> [DESCRIPTION OF THE TASK] Write out the full listing below exactly as given.

> [SUPPLIED ENTRIES]
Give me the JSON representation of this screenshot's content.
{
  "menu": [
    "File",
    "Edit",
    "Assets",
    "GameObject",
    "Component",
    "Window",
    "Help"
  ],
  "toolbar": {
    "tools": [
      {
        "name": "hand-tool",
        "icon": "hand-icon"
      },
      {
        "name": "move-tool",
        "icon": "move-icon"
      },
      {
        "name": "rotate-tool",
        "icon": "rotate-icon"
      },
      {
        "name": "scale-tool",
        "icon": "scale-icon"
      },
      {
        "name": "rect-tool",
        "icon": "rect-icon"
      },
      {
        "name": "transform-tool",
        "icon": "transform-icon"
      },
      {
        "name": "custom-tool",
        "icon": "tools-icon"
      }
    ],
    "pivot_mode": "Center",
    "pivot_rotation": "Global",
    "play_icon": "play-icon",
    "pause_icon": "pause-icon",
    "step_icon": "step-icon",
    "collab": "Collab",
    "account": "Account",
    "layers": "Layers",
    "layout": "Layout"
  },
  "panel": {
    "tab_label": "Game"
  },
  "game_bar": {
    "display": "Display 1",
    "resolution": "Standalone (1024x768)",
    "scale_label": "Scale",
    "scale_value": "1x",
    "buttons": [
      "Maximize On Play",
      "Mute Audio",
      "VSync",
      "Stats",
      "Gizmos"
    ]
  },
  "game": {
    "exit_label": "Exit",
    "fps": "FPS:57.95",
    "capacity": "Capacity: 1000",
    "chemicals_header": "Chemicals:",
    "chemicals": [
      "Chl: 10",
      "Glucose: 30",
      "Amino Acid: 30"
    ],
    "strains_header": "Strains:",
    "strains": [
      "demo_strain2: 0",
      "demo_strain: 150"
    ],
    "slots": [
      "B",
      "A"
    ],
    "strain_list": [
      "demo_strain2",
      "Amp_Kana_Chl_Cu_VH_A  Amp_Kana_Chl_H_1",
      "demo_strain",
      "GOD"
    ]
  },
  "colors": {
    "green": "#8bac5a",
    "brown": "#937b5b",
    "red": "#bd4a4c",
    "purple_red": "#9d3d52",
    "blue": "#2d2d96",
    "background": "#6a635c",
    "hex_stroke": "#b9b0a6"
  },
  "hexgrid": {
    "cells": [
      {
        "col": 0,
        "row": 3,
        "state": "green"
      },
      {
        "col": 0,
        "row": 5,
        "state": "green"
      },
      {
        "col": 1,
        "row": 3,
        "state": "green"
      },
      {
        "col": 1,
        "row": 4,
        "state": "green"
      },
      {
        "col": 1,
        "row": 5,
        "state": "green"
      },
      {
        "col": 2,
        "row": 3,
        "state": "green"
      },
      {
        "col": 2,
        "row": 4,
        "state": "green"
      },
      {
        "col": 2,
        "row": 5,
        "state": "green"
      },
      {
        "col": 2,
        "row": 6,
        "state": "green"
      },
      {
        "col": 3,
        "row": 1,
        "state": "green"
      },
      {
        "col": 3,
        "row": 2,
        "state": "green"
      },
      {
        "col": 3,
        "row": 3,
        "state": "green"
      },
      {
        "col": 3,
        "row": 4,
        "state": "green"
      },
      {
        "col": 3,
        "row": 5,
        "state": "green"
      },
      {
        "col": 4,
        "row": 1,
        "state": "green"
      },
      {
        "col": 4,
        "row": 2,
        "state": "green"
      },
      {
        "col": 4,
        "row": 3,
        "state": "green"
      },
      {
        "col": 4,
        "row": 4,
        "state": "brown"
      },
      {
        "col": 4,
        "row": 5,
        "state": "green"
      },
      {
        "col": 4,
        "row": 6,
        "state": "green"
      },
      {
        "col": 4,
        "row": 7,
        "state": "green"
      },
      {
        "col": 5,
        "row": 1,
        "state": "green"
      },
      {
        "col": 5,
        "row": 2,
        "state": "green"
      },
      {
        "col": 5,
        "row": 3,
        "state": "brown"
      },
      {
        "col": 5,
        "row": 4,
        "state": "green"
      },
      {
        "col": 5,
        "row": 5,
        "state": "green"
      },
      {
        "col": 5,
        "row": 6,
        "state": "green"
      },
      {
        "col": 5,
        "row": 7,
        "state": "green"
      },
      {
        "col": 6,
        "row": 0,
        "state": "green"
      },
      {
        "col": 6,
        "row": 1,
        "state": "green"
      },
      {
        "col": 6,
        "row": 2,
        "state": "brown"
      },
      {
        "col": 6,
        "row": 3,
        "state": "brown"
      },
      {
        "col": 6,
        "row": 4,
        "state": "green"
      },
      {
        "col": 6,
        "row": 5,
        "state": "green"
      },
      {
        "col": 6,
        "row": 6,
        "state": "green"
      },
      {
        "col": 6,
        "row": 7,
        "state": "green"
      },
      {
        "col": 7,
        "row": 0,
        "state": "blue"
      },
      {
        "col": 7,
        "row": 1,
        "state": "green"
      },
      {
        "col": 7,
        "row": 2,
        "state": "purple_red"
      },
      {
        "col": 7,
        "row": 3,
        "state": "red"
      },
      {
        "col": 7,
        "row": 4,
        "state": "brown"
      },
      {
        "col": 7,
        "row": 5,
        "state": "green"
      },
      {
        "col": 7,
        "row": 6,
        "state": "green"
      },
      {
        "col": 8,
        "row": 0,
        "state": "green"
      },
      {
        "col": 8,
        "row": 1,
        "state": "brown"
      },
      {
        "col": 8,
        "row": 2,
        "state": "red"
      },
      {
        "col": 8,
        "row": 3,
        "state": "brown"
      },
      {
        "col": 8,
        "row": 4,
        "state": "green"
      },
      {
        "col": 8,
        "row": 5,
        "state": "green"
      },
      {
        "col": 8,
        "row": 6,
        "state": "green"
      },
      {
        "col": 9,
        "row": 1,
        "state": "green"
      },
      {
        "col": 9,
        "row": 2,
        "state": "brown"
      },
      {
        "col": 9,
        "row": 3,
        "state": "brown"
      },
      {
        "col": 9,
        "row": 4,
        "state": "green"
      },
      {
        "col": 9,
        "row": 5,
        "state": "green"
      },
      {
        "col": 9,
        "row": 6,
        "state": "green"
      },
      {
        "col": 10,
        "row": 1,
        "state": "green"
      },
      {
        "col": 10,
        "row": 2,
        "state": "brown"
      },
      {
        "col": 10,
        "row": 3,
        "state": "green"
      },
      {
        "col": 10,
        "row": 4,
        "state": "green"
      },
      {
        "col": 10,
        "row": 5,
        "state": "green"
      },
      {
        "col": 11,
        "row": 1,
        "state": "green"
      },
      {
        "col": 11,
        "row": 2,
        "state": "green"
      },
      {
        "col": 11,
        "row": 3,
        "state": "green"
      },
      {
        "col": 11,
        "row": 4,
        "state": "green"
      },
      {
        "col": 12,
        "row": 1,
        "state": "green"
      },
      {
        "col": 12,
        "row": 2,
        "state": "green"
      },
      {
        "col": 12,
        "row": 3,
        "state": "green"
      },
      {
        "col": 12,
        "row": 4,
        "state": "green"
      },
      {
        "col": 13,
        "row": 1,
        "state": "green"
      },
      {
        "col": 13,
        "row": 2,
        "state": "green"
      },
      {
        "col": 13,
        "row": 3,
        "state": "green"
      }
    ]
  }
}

> [EXERCISE RESULT]
Give me the JSON representation of this screenshot's content.
{
  "menu": [
    "File",
    "Edit",
    "Assets",
    "GameObject",
    "Component",
    "Window",
    "Help"
  ],
  "toolbar": {
    "tools": [
      {
        "name": "hand-tool",
        "icon": "hand-icon"
      },
      {
        "name": "move-tool",
        "icon": "move-icon"
      },
      {
        "name": "rotate-tool",
        "icon": "rotate-icon"
      },
      {
        "name": "scale-tool",
        "icon": "scale-icon"
      },
      {
        "name": "rect-tool",
        "icon": "rect-icon"
      },
      {
        "name": "transform-tool",
        "icon": "transform-icon"
      },
      {
        "name": "custom-tool",
        "icon": "tools-icon"
      }
    ],
    "pivot_mode": "Center",
    "pivot_rotation": "Global",
    "play_icon": "play-icon",
    "pause_icon": "pause-icon",
    "step_icon": "step-icon",
    "collab": "Collab",
    "account": "Account",
    "layers": "Layers",
    "layout": "Layout"
  },
  "panel": {
    "tab_label": "Game"
  },
  "game_bar": {
    "display": "Display 1",
    "resolution": "Standalone (1024x768)",
    "scale_label": "Scale",
    "scale_value": "1x",
    "buttons": [
      "Maximize On Play",
      "Mute Audio",
      "VSync",
      "Stats",
      "Gizmos"
    ]
  },
  "game": {
    "exit_label": "Exit",
    "fps": "FPS:57.95",
    "capacity": "Capacity: 1000",
    "chemicals_header": "Chemicals:",
    "chemicals": [
      "Chl: 10",
      "Glucose: 30",
      "Amino Acid: 30"
    ],
    "strains_header": "Strains:",
    "strains": [
      "demo_strain2: 0",
      "demo_strain: 150"
    ],
    "slots": [
      "B",
      "A"
    ],
    "strain_list": [
      "demo_strain2",
      "Amp_Kana_Chl_Cu_VH_A  Amp_Kana_Chl_H_1",
      "demo_strain",
      "GOD"
    ]
  },
  "colors": {
    "green": "#8bac5a",
    "brown": "#937b5b",
    "red": "#bd4a4c",
    "purple_red": "#9d3d52",
    "blue": "#2d2d96",
    "background": "#6a635c",
    "hex_stroke": "#b9b0a6"
  },
  "hexgrid": {
    "cells": [
      {
        "col": 0,
        "row": 3,
        "state": "green"
      },
      {
        "col": 0,
        "row": 5,
        "state": "green"
      },
      {
        "col": 1,
        "row": 3,
        "state": "green"
      },
      {
        "col": 1,
        "row": 4,
        "state": "green"
      },
      {
        "col": 1,
        "row": 5,
        "state": "green"
      },
      {
        "col": 2,
        "row": 3,
        "state": "green"
      },
      {
        "col": 2,
        "row": 4,
        "state": "green"
      },
      {
        "col": 2,
        "row": 5,
        "state": "green"
      },
      {
        "col": 2,
        "row": 6,
        "state": "green"
      },
      {
        "col": 3,
        "row": 1,
        "state": "green"
      },
      {
        "col": 3,
        "row": 2,
        "state": "green"
      },
      {
        "col": 3,
        "row": 3,
        "state": "green"
      },
      {
        "col": 3,
        "row": 4,
        "state": "green"
      },
      {
        "col": 3,
        "row": 5,
        "state": "green"
      },
      {
        "col": 4,
        "row": 1,
        "state": "green"
      },
      {
        "col": 4,
        "row": 2,
        "state": "green"
      },
      {
        "col": 4,
        "row": 3,
        "state": "green"
      },
      {
        "col": 4,
        "row": 4,
        "state": "brown"
      },
      {
        "col": 4,
        "row": 5,
        "state": "green"
      },
      {
        "col": 4,
        "row": 6,
        "state": "green"
      },
      {
        "col": 4,
        "row": 7,
        "state": "green"
      },
      {
        "col": 5,
        "row": 1,
        "state": "green"
      },
      {
        "col": 5,
        "row": 2,
        "state": "green"
      },
      {
        "col": 5,
        "row": 3,
        "state": "brown"
      },
      {
        "col": 5,
        "row": 4,
        "state": "green"
      },
      {
        "col": 5,
        "row": 5,
        "state": "green"
      },
      {
        "col": 5,
        "row": 6,
        "state": "green"
      },
      {
        "col": 5,
        "row": 7,
        "state": "green"
      },
      {
        "col": 6,
        "row": 0,
        "state": "green"
      },
      {
        "col": 6,
        "row": 1,
        "state": "green"
      },
      {
        "col": 6,
        "row": 2,
        "state": "brown"
      },
      {
        "col": 6,
        "row": 3,
        "state": "brown"
      },
      {
        "col": 6,
        "row": 4,
        "state": "green"
      },
      {
        "col": 6,
        "row": 5,
        "state": "green"
      },
      {
        "col": 6,
        "row": 6,
        "state": "green"
      },
      {
        "col": 6,
        "row": 7,
        "state": "green"
      },
      {
        "col": 7,
        "row": 0,
        "state": "blue"
      },
      {
        "col": 7,
        "row": 1,
        "state": "green"
      },
      {
        "col": 7,
        "row": 2,
        "state": "purple_red"
      },
      {
        "col": 7,
        "row": 3,
        "state": "red"
      },
      {
        "col": 7,
        "row": 4,
        "state": "brown"
      },
      {
        "col": 7,
        "row": 5,
        "state": "green"
      },
      {
        "col": 7,
        "row": 6,
        "state": "green"
      },
      {
        "col": 8,
        "row": 0,
        "state": "green"
      },
      {
        "col": 8,
        "row": 1,
        "state": "brown"
      },
      {
        "col": 8,
        "row": 2,
        "state": "red"
      },
      {
        "col": 8,
        "row": 3,
        "state": "brown"
      },
      {
        "col": 8,
        "row": 4,
        "state": "green"
      },
      {
        "col": 8,
        "row": 5,
        "state": "green"
      },
      {
        "col": 8,
        "row": 6,
        "state": "green"
      },
      {
        "col": 9,
        "row": 1,
        "state": "green"
      },
      {
        "col": 9,
        "row": 2,
        "state": "brown"
      },
      {
        "col": 9,
        "row": 3,
        "state": "brown"
      },
      {
        "col": 9,
        "row": 4,
        "state": "green"
      },
      {
        "col": 9,
        "row": 5,
        "state": "green"
      },
      {
        "col": 9,
        "row": 6,
        "state": "green"
      },
      {
        "col": 10,
        "row": 1,
        "state": "green"
      },
      {
        "col": 10,
        "row": 2,
        "state": "brown"
      },
      {
        "col": 10,
        "row": 3,
        "state": "green"
      },
      {
        "col": 10,
        "row": 4,
        "state": "green"
      },
      {
        "col": 10,
        "row": 5,
        "state": "green"
      },
      {
        "col": 11,
        "row": 1,
        "state": "green"
      },
      {
        "col": 11,
        "row": 2,
        "state": "green"
      },
      {
        "col": 11,
        "row": 3,
        "state": "green"
      },
      {
        "col": 11,
        "row": 4,
        "state": "green"
      },
      {
        "col": 12,
        "row": 1,
        "state": "green"
      },
      {
        "col": 12,
        "row": 2,
        "state": "green"
      },
      {
        "col": 12,
        "row": 3,
        "state": "green"
      },
      {
        "col": 12,
        "row": 4,
        "state": "green"
      },
      {
        "col": 13,
        "row": 1,
        "state": "green"
      },
      {
        "col": 13,
        "row": 2,
        "state": "green"
      },
      {
        "col": 13,
        "row": 3,
        "state": "green"
      }
    ]
  }
}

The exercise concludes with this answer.